DATA SECTION -
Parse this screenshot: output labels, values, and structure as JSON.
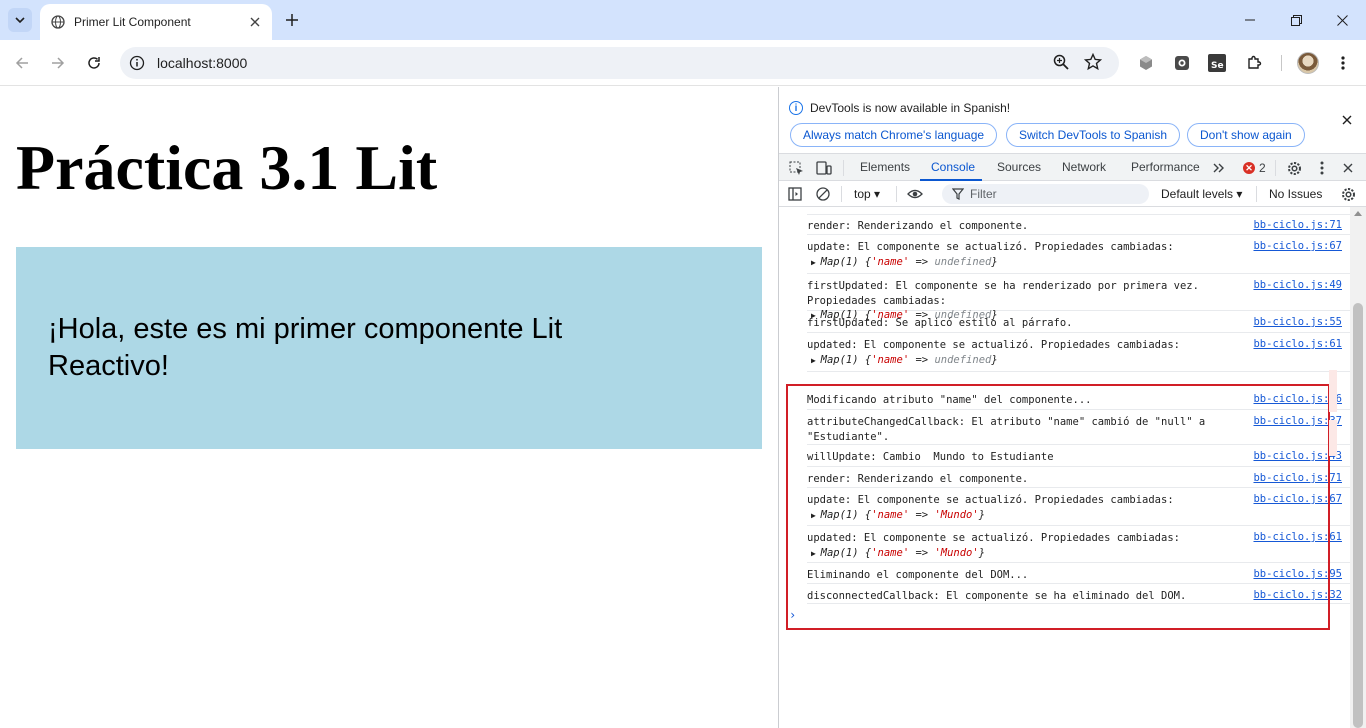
{
  "browser": {
    "tab_title": "Primer Lit Component",
    "url": "localhost:8000"
  },
  "page": {
    "heading": "Práctica 3.1 Lit",
    "component_text": "¡Hola, este es mi primer componente Lit Reactivo!",
    "component_bg": "#add8e6"
  },
  "devtools": {
    "infobar": {
      "message": "DevTools is now available in Spanish!",
      "btn_match": "Always match Chrome's language",
      "btn_switch": "Switch DevTools to Spanish",
      "btn_dont": "Don't show again"
    },
    "tabs": [
      "Elements",
      "Console",
      "Sources",
      "Network",
      "Performance"
    ],
    "active_tab": "Console",
    "error_count": "2",
    "context": "top",
    "filter_placeholder": "Filter",
    "levels": "Default levels",
    "issues": "No Issues",
    "logs_upper": [
      {
        "text": "render: Renderizando el componente.",
        "src": "bb-ciclo.js:71"
      },
      {
        "text": "update: El componente se actualizó. Propiedades cambiadas:",
        "map_prefix": "Map(1) {",
        "key": "'name'",
        "arrow": " => ",
        "value": "undefined",
        "value_kind": "undef",
        "src": "bb-ciclo.js:67"
      },
      {
        "text": "firstUpdated: El componente se ha renderizado por primera vez. Propiedades cambiadas:",
        "map_prefix": "Map(1) {",
        "key": "'name'",
        "arrow": " => ",
        "value": "undefined",
        "value_kind": "undef",
        "src": "bb-ciclo.js:49"
      },
      {
        "text": "firstUpdated: Se aplicó estilo al párrafo.",
        "src": "bb-ciclo.js:55"
      },
      {
        "text": "updated: El componente se actualizó. Propiedades cambiadas:",
        "map_prefix": "Map(1) {",
        "key": "'name'",
        "arrow": " => ",
        "value": "undefined",
        "value_kind": "undef",
        "src": "bb-ciclo.js:61"
      }
    ],
    "logs_lower": [
      {
        "text": "Modificando atributo \"name\" del componente...",
        "src": "bb-ciclo.js:86"
      },
      {
        "text": "attributeChangedCallback: El atributo \"name\" cambió de \"null\" a \"Estudiante\".",
        "src": "bb-ciclo.js:37"
      },
      {
        "text": "willUpdate: Cambio  Mundo to Estudiante",
        "src": "bb-ciclo.js:43"
      },
      {
        "text": "render: Renderizando el componente.",
        "src": "bb-ciclo.js:71"
      },
      {
        "text": "update: El componente se actualizó. Propiedades cambiadas:",
        "map_prefix": "Map(1) {",
        "key": "'name'",
        "arrow": " => ",
        "value": "'Mundo'",
        "value_kind": "str",
        "src": "bb-ciclo.js:67"
      },
      {
        "text": "updated: El componente se actualizó. Propiedades cambiadas:",
        "map_prefix": "Map(1) {",
        "key": "'name'",
        "arrow": " => ",
        "value": "'Mundo'",
        "value_kind": "str",
        "src": "bb-ciclo.js:61"
      },
      {
        "text": "Eliminando el componente del DOM...",
        "src": "bb-ciclo.js:95"
      },
      {
        "text": "disconnectedCallback: El componente se ha eliminado del DOM.",
        "src": "bb-ciclo.js:32"
      }
    ]
  }
}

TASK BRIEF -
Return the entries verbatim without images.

SOLUTION -
Parse this screenshot: output labels, values, and structure as JSON.
{
  "browser": {
    "tab_title": "Primer Lit Component",
    "url": "localhost:8000"
  },
  "page": {
    "heading": "Práctica 3.1 Lit",
    "component_text": "¡Hola, este es mi primer componente Lit Reactivo!",
    "component_bg": "#add8e6"
  },
  "devtools": {
    "infobar": {
      "message": "DevTools is now available in Spanish!",
      "btn_match": "Always match Chrome's language",
      "btn_switch": "Switch DevTools to Spanish",
      "btn_dont": "Don't show again"
    },
    "tabs": [
      "Elements",
      "Console",
      "Sources",
      "Network",
      "Performance"
    ],
    "active_tab": "Console",
    "error_count": "2",
    "context": "top",
    "filter_placeholder": "Filter",
    "levels": "Default levels",
    "issues": "No Issues",
    "logs_upper": [
      {
        "text": "render: Renderizando el componente.",
        "src": "bb-ciclo.js:71"
      },
      {
        "text": "update: El componente se actualizó. Propiedades cambiadas:",
        "map_prefix": "Map(1) {",
        "key": "'name'",
        "arrow": " => ",
        "value": "undefined",
        "value_kind": "undef",
        "src": "bb-ciclo.js:67"
      },
      {
        "text": "firstUpdated: El componente se ha renderizado por primera vez. Propiedades cambiadas:",
        "map_prefix": "Map(1) {",
        "key": "'name'",
        "arrow": " => ",
        "value": "undefined",
        "value_kind": "undef",
        "src": "bb-ciclo.js:49"
      },
      {
        "text": "firstUpdated: Se aplicó estilo al párrafo.",
        "src": "bb-ciclo.js:55"
      },
      {
        "text": "updated: El componente se actualizó. Propiedades cambiadas:",
        "map_prefix": "Map(1) {",
        "key": "'name'",
        "arrow": " => ",
        "value": "undefined",
        "value_kind": "undef",
        "src": "bb-ciclo.js:61"
      }
    ],
    "logs_lower": [
      {
        "text": "Modificando atributo \"name\" del componente...",
        "src": "bb-ciclo.js:86"
      },
      {
        "text": "attributeChangedCallback: El atributo \"name\" cambió de \"null\" a \"Estudiante\".",
        "src": "bb-ciclo.js:37"
      },
      {
        "text": "willUpdate: Cambio  Mundo to Estudiante",
        "src": "bb-ciclo.js:43"
      },
      {
        "text": "render: Renderizando el componente.",
        "src": "bb-ciclo.js:71"
      },
      {
        "text": "update: El componente se actualizó. Propiedades cambiadas:",
        "map_prefix": "Map(1) {",
        "key": "'name'",
        "arrow": " => ",
        "value": "'Mundo'",
        "value_kind": "str",
        "src": "bb-ciclo.js:67"
      },
      {
        "text": "updated: El componente se actualizó. Propiedades cambiadas:",
        "map_prefix": "Map(1) {",
        "key": "'name'",
        "arrow": " => ",
        "value": "'Mundo'",
        "value_kind": "str",
        "src": "bb-ciclo.js:61"
      },
      {
        "text": "Eliminando el componente del DOM...",
        "src": "bb-ciclo.js:95"
      },
      {
        "text": "disconnectedCallback: El componente se ha eliminado del DOM.",
        "src": "bb-ciclo.js:32"
      }
    ]
  }
}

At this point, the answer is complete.